Mixing prescription drugs is exceedingly common—one in five Americans take three or more prescription medicines, and one in ten people take five or more. But, every now and then, the results can be unexpectedly harmful—and sometimes deadly. Adverse drug-drug interactions are estimated to put tens of thousands of people in the hospital each year, but they’re difficult to predict and even trickier to track. Only a relatively small number of patients may take a specific, harmful cocktail of drugs, and only a subset of those will have a notable reaction.
To get around the problem, a team of researchers (working with journalists at The Chicago Tribune) created a computer model to create side-effect profiles for prescription drugs. Then, they mined a massive database of drug-reaction complaints sent to the Food and Drug Administration, as well as 380,000 electronic health records. The results of the analysis so far suggest that four drug combinations—including the combination of the common antibiotic, ceftriaxone, with the over-the-counter heartburn medication, Prevacid (lansoprazole)—may cause a potentially fatal heart rhythm. The findings were published Wednesday in the journal Drug Safety.
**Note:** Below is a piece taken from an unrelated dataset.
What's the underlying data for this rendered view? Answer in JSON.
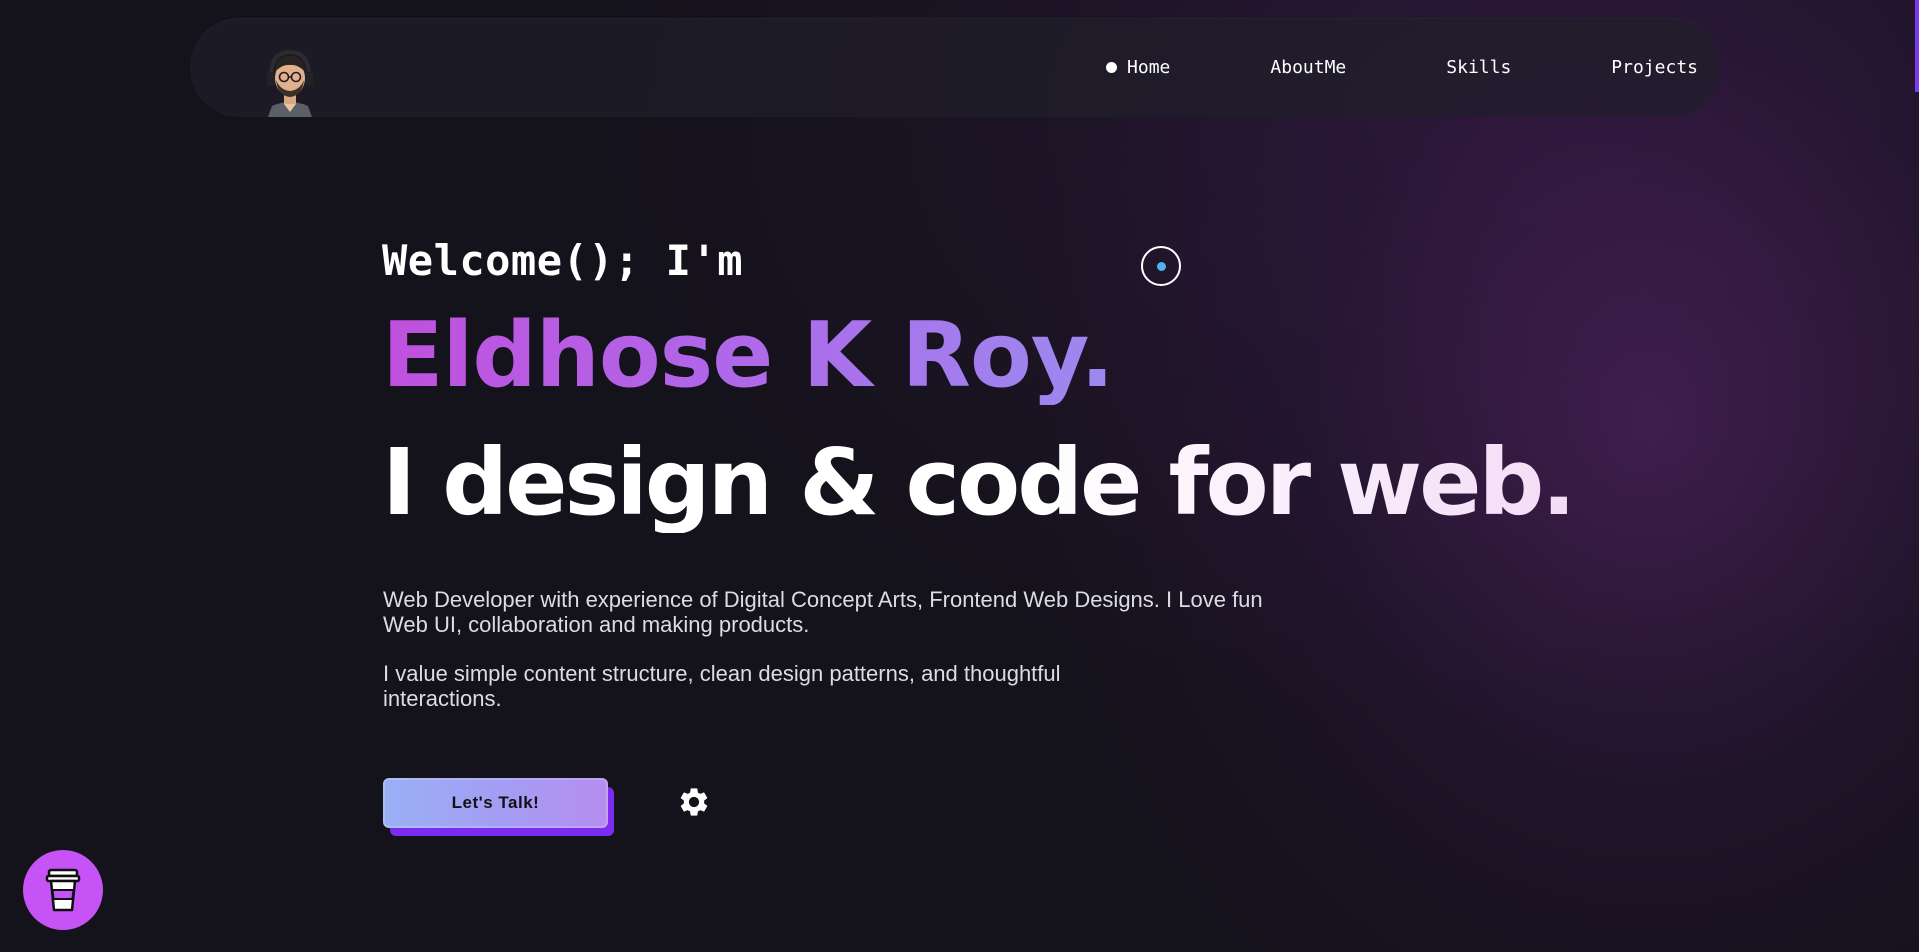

The results are only preliminary and need to be backed up with more data. But in lab tests with living cells, researchers found that the combination of lansoprazole and ceftriaxone blocked an electrical channel crucial for a heart beat.
The other problematic drug combinations that the data flagged as possibly producing the same heart problem are: cefazolin, an antibiotic, and meperidine, a pain medicine; meperidine and vancomycin, another antibiotic; and metoprolol, a blood pressure medication, and fosphenytoin, a seizure medication.
While the results still need to be validated in more studies, the researchers are hopeful that the new method will identify other potential drug-drug interactions that could avert deadly events.
Drug Safety, 2015. DOI: 10.1007/s40264-016-0393-1 (About DOIs).